A bit foggy in places early on, but generally bright and sunny with temps in the low 20s - perfect.   The circuit was pretty roly-poly; virtually no major climbs to speak of, but dozens of rollers through paddocks, remnant forests of white box and quaint little country towns.  At the 70 Km feed (Canowindra), Ham, Anita and I bid Sara and Greg farewell, and tapped on in search of more watermelon at Mandurama.  The constant roly-polyness would gradually accrue 2200 m of altitude for the day - most of it packed into the last third by which stage sore legs are suddenly realized - a bit like an onsetting hangover suggesting you’ve probably had enough.  The last 40 km contained this gradient-induced realization on classic pseaudo-belgian surfaces (I’m projecting here) before topping out at approx. 960 m with just 20 km of slight downhill to the finish.  I’d been licking my lips for this last sector as a pretty firm taily was also in operation.  Ambition got the better of me as, with Ham attached to my wheel, we kicked for home (sorry Mudgey), picking up a few groups on the run in and blowing right by them.  Sometimes one just wants to hammer.

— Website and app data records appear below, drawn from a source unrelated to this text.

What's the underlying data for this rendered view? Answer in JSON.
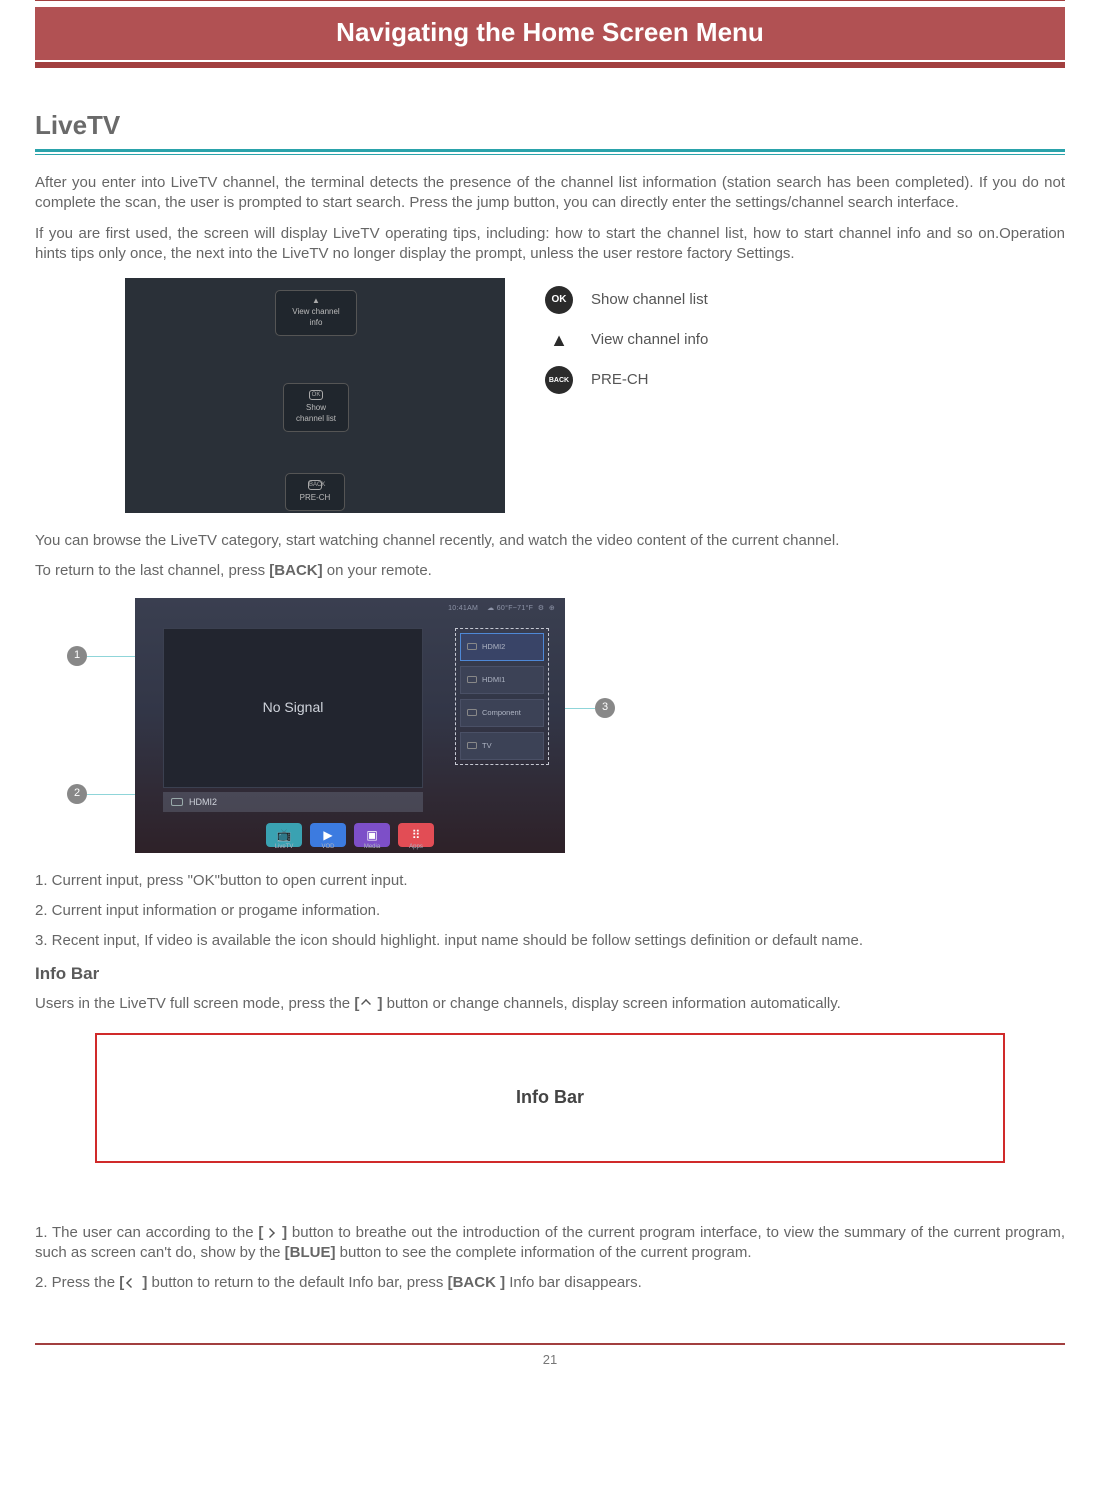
{
  "header": {
    "title": "Navigating the Home Screen Menu"
  },
  "section": {
    "title": "LiveTV"
  },
  "para1": "After you enter into LiveTV channel, the terminal detects the presence of the channel list information (station search has been completed). If you do not complete the scan, the user is prompted to start search. Press the jump button, you can directly enter the settings/channel search interface.",
  "para2": "If you are first used, the screen will display LiveTV operating tips, including: how to start the channel list, how to start channel info and so on.Operation hints tips only once, the next into the LiveTV no longer display the prompt, unless the user restore factory Settings.",
  "fig1": {
    "bubble_top": "View channel info",
    "bubble_mid_icon": "OK",
    "bubble_mid": "Show channel list",
    "bubble_bot_icon": "BACK",
    "bubble_bot": "PRE-CH"
  },
  "legend": {
    "ok_icon": "OK",
    "ok_text": "Show channel list",
    "tri_icon": "▲",
    "tri_text": "View channel info",
    "back_icon": "BACK",
    "back_text": "PRE-CH"
  },
  "para3": "You can browse the LiveTV category, start watching channel recently, and watch the video content of the current channel.",
  "para4a": "To return to the last channel, press ",
  "para4b": "[BACK]",
  "para4c": " on your remote.",
  "fig2": {
    "status_time": "10:41AM",
    "status_weather": "60°F~71°F",
    "preview_text": "No Signal",
    "current_input": "HDMI2",
    "inputs": [
      "HDMI2",
      "HDMI1",
      "Component",
      "TV"
    ],
    "apps": [
      "LiveTV",
      "VOD",
      "Media",
      "Apps"
    ]
  },
  "callouts": {
    "n1": "1",
    "n2": "2",
    "n3": "3"
  },
  "list1": "1. Current input, press \"OK\"button to open current input.",
  "list2": "2. Current input information or progame information.",
  "list3": "3. Recent input, If video is available the icon should highlight. input name should be follow settings definition or default name.",
  "subhead": "Info Bar",
  "para5a": "Users in the LiveTV full screen mode, press the ",
  "para5b": "[",
  "para5c": " ]",
  "para5d": " button or change channels, display screen information automatically.",
  "infobar_label": "Info Bar",
  "para6a": "1. The user can according to the ",
  "para6b": "[",
  "para6c": " ]",
  "para6d": " button to breathe out the introduction of the current program interface, to view the summary of the current program, such as screen can't do, show by the ",
  "para6e": "[BLUE]",
  "para6f": " button to see the complete information of the current program.",
  "para7a": "2. Press the ",
  "para7b": "[",
  "para7c": " ]",
  "para7d": " button to return to the default Info bar, press ",
  "para7e": "[BACK ]",
  "para7f": " Info bar disappears.",
  "page_number": "21"
}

As for the Bowral event, a pretty festive lawn party was in operation at the finish - music, beer, food (but alas no petting zoo).  Even though the drive home wasn’t too odious, in future years we might make a point of staying the extra night and enjoying more time away from rats, sardine tins, and whatever race we all partake in back in Sydney, which for some time now, unfortunately, can no longer be referred to as a town.